  • Oklahoma Because it took veteran teachers in Oklahoma roughly 10 years to reach the $40,000 threshold, an increase in compensation was overdue. The state’s teachers union, however, was seeking increases for just about all employees associated with a school’s operation, including raises for support staff (janitors, cafeteria workers, etc.) and $200 million in overall education funding. Ultimately, after a nine-day walkout, the teachers received a raise averaging about $6,000 depending upon experience, and support staff saw an increase of $1,250.
  • Kentucky While teachers in the Bluegrass State sought increased funding for textbooks, technology, and a host of school programs, they were particularly incensed by changes in their pensions that limited the cost-of-living adjustments and the number of sick days that could be put toward retirement. While they lost the fight over the pension reforms, a compromise on the budget plan was reached, including a increase of $4,000 per student in education funding—the highest amount ever appropriated in Kentucky.
  • Arizona In the Grand Canyon State, teachers sought a 20 percent pay increase, annual raises that would eventually bring them in line with the national average, and the restoration of education funding to pre-recession amounts. They ended their strike after agreeing to a 20 percent increase over the next three years, as well as increased funding for support staff, technology upgrades, and infrastructure improvements.
  • Colorado In addition to increased funding for education, teachers in Colorado also sought improvements to their retirement program. They received a 2.5 percent cost-of-living adjustment and new contributions to their health insurance.
  • North Carolina Although they didn’t officially strike, teachers in North Carolina were upset because they had lost roughly 9 percent in pay since 2009 when adjusted for inflation. They were also dissatisfied with the fact that the per-student funding in North Carolina had also stayed roughly the same since the recession in 2008. Even though they received a 6.2 percent increase in pay, some of the teachers were not satisfied and vowed to keep protesting.
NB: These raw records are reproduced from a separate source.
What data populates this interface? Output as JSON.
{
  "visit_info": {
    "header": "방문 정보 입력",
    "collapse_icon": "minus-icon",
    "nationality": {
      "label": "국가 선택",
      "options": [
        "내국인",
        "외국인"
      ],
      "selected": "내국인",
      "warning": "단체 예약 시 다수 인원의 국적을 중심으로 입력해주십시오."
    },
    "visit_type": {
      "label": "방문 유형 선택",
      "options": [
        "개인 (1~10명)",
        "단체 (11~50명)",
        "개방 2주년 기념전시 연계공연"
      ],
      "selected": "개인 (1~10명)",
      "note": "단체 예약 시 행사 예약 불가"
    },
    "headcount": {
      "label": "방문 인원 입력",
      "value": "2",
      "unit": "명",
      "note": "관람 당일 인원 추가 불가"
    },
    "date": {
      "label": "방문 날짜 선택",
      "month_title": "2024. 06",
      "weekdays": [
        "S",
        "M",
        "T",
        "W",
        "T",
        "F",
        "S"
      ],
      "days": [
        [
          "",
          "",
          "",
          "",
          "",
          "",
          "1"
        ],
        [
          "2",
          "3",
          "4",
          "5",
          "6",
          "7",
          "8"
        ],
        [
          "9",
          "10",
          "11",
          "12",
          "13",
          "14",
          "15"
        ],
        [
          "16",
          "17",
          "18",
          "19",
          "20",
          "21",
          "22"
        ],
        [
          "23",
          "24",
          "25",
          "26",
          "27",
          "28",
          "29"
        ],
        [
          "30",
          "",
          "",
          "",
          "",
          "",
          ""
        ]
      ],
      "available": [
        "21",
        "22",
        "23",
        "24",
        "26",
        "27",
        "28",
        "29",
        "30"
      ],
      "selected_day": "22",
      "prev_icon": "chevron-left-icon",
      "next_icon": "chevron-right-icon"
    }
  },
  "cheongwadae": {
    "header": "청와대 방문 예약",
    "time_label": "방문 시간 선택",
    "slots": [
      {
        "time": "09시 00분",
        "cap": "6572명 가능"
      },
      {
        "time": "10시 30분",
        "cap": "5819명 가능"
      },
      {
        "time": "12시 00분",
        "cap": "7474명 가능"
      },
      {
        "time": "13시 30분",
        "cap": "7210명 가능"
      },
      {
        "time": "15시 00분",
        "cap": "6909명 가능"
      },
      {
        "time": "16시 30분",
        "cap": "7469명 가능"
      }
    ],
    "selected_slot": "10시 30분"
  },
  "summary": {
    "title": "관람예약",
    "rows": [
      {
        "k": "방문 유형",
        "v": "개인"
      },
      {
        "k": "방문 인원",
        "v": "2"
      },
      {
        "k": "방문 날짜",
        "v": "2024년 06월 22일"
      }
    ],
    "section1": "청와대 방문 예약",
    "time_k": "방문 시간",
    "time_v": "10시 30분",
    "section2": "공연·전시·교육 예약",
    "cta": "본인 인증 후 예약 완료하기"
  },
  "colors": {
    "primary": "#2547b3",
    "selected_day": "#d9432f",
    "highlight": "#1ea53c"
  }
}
While these changes have mitigated the unrest among the country’s educators, many teachers throughout the United States have vowed to refrain from being complacent. “If we don’t see continual improvements in how state leaders prioritize our students,” one teacher said, “there will be accountability in November.”